Conley King, who worked as a commission-based, self-employed sales rep, argued that upon leaving The Sash Window Workshop company he was entitled to £27,000 in back pay for unclaimed holiday.
The landmark employment ruling could have far reaching implications for workers in the gig economy, many of whom are classed by the “employers” as self-employed and as such, do not necessarily qualify for paid leave.
King worked for the company between 1999 and 2012. After he retired, a UK employment tribunal ruled that he should have been classified as a full time worker.
He also sought to get the money he felt he was owed for not taking any paid holiday during his time with the firm.
When the case went to the Employment Appeal Tribunal, it said there was no evidence that King gave any notice of his intention to take holiday that was then refused.
However, he then took the case to the Court of Appeal, at which point it was referred to the ECJ.
Now the ECJ has ruled in his favour, basically concluding EU law allowed him to claim payment for the entire length of his employment and that there was no time limit for his claim.
It said: “A worker must be able to carry over and accumulate unexercised rights to paid annual leave when an employer does not put that worker in a position in which he is able to exercise his right to paid annual leave.

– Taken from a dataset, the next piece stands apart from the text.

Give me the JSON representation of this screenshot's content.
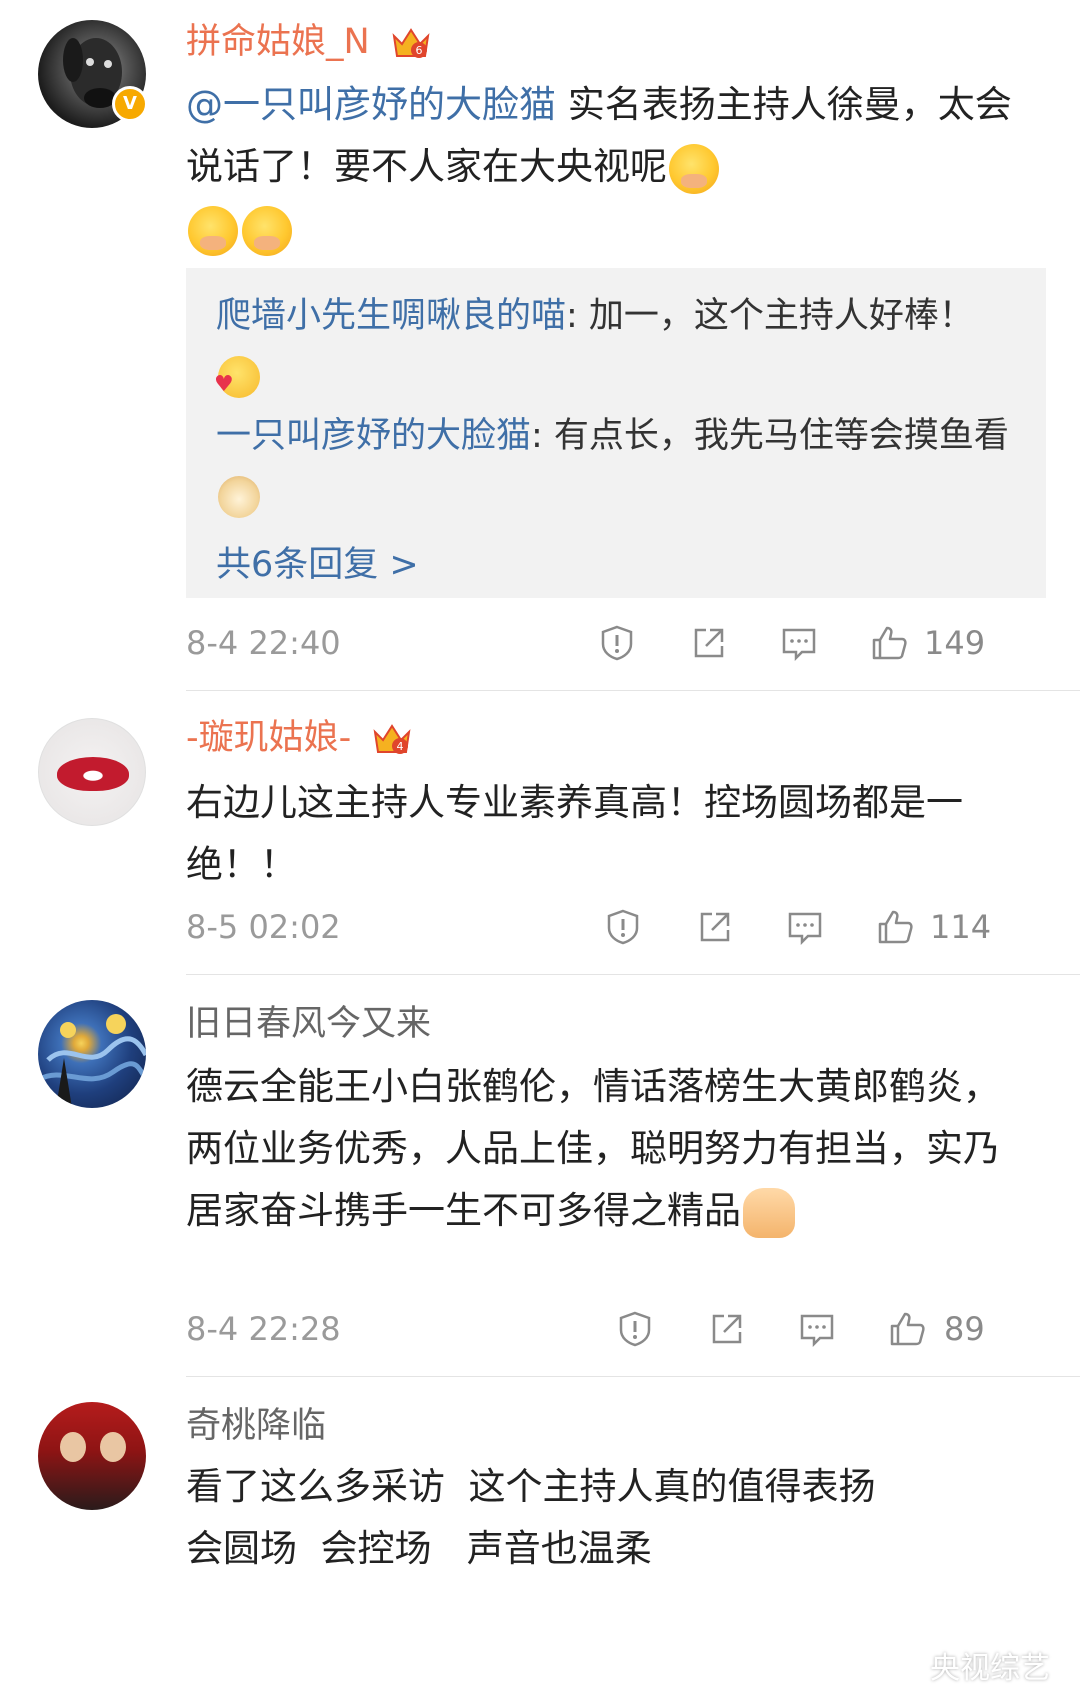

“Even if it were proved, the fact that Sash WW considered, wrongly, that Mr King was not entitled to paid annual leave is irrelevant. Indeed, it is for the employer to seek all information regarding his obligations in that regard.
“It follows… unlike in a situation of accumulation of entitlement to paid annual leave by a worker who was unfit for work due to sickness, an employer that does not allow a worker to exercise his right to paid annual leave must bear the consequences.”
Employment lawyers said the judgment could have a big impact on the gig economy which has been hit by a series of legal challenges from workers seeking clarification of their rights.
Nicola Ihnatowicz, employment partner at law firm Trowers & Hamlins, said: “Employers who find that those they have always regarded as self-employed contractors actually have worker status will now potentially be faced with a significant financial liability for unpaid holiday pay.”
Dr Jason Moyer-Lee, the general secretary of the Independent Workers’ Union of Great Britain, said: “Today’s bombshell judgment from the court of justice of the European Union is a game changer for the so-called gig economy.”
The Sash Window Workshop said at no point was King “prevented by us from taking any time off for holiday”.
The UK Court of Appeal will now reconsider the application from King after clarification from the ECJ under the terms of the EU’s Working Time Directive.
How long after Brexit UK courts will have to take into account European court positions and what areas of law will be relevant is not clear.